Created by the Scottish company Vox Motus, and a hit at the Edinburgh International Festival, “Flight” is 180 degrees different from that vast and ambulatory production — still, intimate, visceral, rendered on a Lilliputian scale and requiring you to do nothing but watch and listen. Intricately designed yet with no live performers, it is arguably not even theater. But it is pulse-pounding, immersive storytelling, strange and exquisite and intensely affecting.
As you’re led to it in the dark, your seat looks like a library carrel, partitioned off like all of the others. You sit, you don a pair of headphones and in a few moments the show will appear, tableaus inside a succession of little windows, lit up one by one and slowly revolving on a carousel.
The refugees are orphans. Darling round-faced Kabir is 7 or 8, and his big brother Aryan is on the cusp of adolescence, the two of them crossing perilously from Turkey into Greece. The landscape is rocky and they are tiny against it, but bound, they are sure, for England, where they want to go to school.
Aryan (voiced by Farshid Rokey) has taught Kabir (voiced by Nalini Chetty) their route, drilling it into him so thoroughly that the boy speaks it like one long, exultant word:
As soon as their story begins, you are whooshed into it with an immediacy that would be impossible in any other form. On screen or in print or even with live actors, physical and emotional distance would form a barrier. But the directors, Jamie Harrison (whose big upcoming Broadway credit is for the illusions in “Harry Potter and the Cursed Child”) and Candice Edmunds, have created a world in miniature inches from our own eyes that allows us, somehow, a straight line into all of its fear and danger and battered resilience.

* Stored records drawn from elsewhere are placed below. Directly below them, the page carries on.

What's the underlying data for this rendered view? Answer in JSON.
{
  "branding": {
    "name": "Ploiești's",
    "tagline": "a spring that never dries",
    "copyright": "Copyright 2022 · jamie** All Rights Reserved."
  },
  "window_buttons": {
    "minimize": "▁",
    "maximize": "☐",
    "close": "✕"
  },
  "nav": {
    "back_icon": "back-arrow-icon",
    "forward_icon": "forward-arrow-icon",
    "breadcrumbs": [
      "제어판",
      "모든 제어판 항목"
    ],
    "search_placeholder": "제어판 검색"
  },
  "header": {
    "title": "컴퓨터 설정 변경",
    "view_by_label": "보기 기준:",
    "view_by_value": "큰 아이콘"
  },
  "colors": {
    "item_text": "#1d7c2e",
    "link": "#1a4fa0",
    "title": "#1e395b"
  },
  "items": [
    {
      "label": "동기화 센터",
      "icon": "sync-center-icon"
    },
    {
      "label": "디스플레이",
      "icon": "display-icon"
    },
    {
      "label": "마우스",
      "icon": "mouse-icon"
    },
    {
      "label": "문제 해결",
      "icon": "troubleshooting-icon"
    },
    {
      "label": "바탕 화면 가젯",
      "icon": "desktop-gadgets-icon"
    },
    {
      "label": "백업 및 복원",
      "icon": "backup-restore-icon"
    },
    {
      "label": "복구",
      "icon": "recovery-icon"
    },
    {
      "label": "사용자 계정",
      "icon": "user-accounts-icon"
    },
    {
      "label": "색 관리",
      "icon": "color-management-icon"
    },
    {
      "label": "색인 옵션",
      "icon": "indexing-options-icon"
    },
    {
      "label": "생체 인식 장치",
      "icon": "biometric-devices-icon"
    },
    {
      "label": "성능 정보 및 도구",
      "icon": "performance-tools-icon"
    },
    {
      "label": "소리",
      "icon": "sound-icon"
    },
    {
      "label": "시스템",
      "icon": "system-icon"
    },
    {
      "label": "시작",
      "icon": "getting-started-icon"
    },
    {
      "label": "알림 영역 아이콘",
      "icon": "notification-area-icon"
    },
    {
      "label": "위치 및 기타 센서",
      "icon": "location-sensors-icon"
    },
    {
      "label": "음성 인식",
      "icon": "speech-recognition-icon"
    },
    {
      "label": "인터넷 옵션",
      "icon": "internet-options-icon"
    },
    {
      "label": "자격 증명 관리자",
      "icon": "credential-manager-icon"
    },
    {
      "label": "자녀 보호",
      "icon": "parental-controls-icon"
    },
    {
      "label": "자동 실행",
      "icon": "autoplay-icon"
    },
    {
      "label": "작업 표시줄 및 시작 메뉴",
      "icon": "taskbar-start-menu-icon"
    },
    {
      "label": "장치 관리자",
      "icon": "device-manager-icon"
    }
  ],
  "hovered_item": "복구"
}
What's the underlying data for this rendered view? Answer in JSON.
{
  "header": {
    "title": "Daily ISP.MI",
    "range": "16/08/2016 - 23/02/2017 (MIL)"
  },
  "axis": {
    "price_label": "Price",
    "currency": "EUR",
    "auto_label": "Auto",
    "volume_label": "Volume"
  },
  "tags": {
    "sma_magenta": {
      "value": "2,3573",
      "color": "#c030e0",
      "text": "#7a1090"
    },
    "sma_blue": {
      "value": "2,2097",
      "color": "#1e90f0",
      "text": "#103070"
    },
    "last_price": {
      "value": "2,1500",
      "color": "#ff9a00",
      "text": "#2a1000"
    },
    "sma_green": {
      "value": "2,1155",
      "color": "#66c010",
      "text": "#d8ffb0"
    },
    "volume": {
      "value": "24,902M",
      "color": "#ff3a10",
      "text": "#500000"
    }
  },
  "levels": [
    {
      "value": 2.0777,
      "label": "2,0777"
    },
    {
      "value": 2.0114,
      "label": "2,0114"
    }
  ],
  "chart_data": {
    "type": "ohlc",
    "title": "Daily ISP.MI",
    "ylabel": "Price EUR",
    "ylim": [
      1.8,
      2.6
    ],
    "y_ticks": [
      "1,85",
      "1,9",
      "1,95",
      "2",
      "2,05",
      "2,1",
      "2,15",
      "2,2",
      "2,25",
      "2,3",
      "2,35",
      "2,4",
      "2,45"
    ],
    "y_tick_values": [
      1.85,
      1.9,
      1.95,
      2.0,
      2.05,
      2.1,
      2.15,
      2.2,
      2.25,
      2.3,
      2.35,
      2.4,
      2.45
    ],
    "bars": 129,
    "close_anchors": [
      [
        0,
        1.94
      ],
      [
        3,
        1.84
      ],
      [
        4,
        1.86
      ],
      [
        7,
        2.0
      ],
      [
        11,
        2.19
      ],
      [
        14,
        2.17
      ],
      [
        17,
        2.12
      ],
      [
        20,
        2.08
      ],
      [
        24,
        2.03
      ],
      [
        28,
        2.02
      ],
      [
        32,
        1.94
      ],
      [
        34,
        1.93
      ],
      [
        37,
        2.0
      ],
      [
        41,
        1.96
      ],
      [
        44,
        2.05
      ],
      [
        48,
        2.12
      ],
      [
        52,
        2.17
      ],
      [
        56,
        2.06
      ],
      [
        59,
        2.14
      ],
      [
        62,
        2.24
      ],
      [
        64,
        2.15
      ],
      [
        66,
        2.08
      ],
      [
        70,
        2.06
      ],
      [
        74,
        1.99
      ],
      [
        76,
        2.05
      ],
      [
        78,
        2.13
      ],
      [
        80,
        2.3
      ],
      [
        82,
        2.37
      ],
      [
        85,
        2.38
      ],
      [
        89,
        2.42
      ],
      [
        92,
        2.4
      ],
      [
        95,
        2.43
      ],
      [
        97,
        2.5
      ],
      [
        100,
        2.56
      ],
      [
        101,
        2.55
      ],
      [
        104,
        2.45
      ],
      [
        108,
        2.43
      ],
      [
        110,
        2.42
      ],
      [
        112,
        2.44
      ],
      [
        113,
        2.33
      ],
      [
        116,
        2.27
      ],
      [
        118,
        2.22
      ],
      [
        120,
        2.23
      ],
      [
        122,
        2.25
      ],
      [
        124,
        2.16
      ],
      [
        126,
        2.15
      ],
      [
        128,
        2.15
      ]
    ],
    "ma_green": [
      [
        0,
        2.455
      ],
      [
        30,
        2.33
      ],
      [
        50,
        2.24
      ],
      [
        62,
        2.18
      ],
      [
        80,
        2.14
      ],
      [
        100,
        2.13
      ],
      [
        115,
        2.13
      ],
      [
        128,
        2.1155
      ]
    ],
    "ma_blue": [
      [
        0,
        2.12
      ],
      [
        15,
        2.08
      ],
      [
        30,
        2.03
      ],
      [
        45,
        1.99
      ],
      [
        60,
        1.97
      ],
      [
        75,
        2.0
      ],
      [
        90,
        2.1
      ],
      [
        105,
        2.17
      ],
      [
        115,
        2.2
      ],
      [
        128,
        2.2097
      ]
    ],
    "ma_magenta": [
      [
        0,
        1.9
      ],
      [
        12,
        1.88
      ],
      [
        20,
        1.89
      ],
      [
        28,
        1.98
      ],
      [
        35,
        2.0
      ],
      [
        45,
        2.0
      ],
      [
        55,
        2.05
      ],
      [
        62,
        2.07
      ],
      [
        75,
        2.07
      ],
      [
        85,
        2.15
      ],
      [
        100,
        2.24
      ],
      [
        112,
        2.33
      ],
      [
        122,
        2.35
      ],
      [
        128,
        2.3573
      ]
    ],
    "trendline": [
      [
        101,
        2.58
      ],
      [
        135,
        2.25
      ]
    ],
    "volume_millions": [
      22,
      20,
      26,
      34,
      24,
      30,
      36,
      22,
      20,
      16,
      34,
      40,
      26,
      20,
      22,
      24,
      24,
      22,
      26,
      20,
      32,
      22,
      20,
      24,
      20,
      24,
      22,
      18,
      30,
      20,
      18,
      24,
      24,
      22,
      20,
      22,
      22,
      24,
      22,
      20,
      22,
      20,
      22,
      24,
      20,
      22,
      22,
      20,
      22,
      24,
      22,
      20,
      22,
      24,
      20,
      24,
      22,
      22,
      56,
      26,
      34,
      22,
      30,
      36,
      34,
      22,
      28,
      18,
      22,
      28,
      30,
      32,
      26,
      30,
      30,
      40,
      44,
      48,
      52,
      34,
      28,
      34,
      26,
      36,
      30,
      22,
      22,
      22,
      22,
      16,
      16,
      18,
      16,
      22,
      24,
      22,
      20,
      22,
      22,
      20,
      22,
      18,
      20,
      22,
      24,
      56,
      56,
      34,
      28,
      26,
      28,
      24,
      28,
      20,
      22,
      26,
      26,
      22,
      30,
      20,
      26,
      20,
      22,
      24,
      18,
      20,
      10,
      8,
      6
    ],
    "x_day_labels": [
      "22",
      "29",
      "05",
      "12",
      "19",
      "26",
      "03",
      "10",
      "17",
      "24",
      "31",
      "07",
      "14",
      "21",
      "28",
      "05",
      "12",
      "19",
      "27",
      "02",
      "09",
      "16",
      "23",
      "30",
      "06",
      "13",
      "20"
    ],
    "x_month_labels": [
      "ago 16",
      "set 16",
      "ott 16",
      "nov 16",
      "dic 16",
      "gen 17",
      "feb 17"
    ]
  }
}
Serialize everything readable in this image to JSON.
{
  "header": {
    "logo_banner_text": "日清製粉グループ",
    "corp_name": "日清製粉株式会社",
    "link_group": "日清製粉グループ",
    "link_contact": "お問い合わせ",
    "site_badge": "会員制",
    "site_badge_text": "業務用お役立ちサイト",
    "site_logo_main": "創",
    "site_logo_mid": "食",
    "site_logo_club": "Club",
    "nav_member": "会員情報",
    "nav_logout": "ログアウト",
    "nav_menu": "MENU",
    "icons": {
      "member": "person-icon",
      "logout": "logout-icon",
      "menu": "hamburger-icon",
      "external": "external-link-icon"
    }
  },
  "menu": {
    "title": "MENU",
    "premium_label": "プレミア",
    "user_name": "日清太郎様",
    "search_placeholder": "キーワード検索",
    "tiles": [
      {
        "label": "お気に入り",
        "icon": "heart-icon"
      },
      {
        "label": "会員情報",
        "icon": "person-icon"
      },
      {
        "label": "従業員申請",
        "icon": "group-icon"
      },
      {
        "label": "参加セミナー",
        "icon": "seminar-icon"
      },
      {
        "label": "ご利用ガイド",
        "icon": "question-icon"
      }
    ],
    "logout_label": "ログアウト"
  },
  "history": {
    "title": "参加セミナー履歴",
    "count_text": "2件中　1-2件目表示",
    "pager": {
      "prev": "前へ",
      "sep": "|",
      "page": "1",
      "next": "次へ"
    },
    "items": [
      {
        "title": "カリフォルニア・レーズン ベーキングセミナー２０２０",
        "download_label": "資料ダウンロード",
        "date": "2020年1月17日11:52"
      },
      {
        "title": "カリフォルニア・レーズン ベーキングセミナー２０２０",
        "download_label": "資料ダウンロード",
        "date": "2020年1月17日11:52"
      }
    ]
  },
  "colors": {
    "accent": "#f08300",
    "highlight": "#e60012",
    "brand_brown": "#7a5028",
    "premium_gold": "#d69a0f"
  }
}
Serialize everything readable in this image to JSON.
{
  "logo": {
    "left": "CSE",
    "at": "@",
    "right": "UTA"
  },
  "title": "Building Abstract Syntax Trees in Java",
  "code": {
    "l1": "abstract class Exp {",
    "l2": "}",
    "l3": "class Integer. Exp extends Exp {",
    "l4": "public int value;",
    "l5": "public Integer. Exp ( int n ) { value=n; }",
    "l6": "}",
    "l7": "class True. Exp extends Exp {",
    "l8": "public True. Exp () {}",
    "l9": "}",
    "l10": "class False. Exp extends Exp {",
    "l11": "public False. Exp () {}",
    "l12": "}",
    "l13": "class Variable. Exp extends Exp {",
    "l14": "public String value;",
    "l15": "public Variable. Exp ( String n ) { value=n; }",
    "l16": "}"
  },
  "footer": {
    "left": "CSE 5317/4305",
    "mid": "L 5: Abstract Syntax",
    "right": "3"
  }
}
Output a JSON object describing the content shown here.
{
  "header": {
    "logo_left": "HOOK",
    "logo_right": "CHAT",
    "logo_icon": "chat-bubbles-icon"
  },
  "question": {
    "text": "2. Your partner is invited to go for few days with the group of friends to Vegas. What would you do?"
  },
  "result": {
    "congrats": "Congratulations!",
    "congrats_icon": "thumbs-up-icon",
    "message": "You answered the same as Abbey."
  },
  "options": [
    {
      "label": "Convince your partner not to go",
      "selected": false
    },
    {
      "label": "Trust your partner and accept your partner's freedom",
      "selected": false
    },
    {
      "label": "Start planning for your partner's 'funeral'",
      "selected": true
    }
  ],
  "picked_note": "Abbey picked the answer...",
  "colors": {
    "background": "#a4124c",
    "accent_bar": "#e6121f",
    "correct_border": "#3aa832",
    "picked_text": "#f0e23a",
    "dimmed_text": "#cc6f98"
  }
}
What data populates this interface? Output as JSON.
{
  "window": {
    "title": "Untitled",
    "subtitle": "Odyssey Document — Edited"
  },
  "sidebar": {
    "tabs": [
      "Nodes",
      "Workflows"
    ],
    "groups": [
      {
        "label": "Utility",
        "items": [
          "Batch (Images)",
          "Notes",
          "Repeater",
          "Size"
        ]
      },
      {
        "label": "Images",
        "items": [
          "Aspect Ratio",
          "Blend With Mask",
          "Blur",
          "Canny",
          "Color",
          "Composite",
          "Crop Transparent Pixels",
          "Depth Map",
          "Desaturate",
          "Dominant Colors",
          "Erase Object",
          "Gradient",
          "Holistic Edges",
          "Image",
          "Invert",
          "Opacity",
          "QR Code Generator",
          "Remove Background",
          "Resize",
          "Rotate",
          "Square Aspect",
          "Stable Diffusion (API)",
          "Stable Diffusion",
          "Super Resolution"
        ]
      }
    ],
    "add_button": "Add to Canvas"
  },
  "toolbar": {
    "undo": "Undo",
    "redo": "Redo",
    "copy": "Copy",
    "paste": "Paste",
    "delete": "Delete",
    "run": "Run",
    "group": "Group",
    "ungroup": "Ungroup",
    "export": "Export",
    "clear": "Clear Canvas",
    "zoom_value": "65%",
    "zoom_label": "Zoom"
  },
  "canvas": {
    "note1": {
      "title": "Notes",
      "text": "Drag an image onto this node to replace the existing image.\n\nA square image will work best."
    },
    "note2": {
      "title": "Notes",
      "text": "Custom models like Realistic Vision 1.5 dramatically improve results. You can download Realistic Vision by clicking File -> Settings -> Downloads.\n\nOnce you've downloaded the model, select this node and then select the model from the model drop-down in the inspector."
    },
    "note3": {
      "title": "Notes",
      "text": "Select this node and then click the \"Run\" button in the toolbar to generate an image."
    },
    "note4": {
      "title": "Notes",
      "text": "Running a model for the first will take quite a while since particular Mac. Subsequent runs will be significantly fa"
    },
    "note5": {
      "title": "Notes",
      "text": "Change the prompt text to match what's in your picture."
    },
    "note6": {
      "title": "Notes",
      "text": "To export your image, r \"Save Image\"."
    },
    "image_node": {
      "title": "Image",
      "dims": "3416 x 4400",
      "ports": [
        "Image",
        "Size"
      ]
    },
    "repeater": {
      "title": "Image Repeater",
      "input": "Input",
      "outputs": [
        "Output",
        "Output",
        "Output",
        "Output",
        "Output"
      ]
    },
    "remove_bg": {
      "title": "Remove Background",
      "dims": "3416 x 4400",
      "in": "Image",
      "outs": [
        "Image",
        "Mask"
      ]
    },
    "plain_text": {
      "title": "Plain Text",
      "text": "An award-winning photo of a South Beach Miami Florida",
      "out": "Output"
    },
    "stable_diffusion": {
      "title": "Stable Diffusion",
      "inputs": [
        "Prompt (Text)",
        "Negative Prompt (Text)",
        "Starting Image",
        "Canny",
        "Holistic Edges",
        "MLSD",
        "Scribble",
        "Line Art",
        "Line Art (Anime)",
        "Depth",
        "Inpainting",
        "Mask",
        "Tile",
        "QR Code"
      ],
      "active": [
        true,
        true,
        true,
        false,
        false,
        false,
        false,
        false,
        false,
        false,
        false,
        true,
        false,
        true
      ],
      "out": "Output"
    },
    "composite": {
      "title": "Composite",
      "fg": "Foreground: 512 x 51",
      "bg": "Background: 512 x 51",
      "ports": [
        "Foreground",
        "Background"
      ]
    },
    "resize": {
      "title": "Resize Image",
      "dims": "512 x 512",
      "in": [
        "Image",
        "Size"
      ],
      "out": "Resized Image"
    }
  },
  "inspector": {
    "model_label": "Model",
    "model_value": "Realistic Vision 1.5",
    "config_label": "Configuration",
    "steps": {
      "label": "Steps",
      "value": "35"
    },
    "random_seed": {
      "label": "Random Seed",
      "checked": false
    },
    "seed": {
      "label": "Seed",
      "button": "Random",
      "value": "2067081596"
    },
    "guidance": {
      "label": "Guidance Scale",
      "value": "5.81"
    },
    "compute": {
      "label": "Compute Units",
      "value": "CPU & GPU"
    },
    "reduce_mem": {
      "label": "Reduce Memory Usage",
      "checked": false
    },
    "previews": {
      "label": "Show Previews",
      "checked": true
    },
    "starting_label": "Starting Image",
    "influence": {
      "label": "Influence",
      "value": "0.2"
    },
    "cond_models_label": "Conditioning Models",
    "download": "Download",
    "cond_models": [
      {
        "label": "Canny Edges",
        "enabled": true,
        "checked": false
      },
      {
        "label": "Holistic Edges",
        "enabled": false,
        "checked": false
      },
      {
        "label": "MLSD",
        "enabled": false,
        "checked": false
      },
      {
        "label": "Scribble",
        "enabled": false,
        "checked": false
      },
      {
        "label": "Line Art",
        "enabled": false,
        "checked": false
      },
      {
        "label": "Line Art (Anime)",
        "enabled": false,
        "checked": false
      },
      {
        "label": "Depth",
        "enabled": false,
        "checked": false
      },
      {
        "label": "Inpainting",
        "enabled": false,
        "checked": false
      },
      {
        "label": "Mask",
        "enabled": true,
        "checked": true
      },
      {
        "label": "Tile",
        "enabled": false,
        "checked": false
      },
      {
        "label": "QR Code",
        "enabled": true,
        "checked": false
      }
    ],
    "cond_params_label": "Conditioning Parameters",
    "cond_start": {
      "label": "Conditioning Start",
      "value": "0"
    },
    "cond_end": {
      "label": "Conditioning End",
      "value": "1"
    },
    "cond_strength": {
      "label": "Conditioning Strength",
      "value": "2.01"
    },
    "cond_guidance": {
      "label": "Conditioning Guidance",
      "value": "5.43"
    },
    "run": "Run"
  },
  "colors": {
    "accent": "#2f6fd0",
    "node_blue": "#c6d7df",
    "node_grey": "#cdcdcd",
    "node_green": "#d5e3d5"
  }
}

Adapted by Oliver Emanuel from Caroline Brothers’s novel “Hinterland,” the show rides the currents of the story with relatively minimal narration and dialogue, and excellent aural assistance from Mark Melville’s sound design and score. But the richly colored, minutely detailed visuals — designed by Harrison and Rebecca Hamilton and beautifully lit by Simon Wilkinson — are the wonder of “Flight.”
Brown-haired and green-eyed, Aryan and Kabir look like Claymation figures, but they also look like the Afghan woman with mesmerizing eyes in Steve McCurry’s famous photo. For 45 swift minutes, we follow these boys on their tortuous journey — hiding in the darkened back of a truck, unwillingly indentured into farm work, at long last in sight of the white cliffs of Dover yet unable to reach them across the channel. There are surreal scenes of nightmare and menace, but glorious moments of joy, too.
Although enchanting sounds like the wrong word for a work of art as intrinsically painful and political as “Flight,” enchanting it is. We project so much life onto its tableaus that they hardly seem still.
It is jarring to resurface at show’s end, from harrowing privation into cushy Chelsea. You exit through a lounge where people are eating and drinking, and out onto a roof deck with Manhattan sparkling all around you. Then back down in the elevator onto a street of art galleries.
There are many shows that you leave feeling lucky you’ve seen them. “Flight” is a show you leave feeling lucky to be in this city, in this country, safe — if you are safe — instead of on the run.
‘Flight’Through March 25 at the McKittrick Hotel, Manhattan; 866-811-4111, mckittrickhotel.com. Running time: 45 minutes.
Copyright 2023 New York Times News Service. All rights reserved.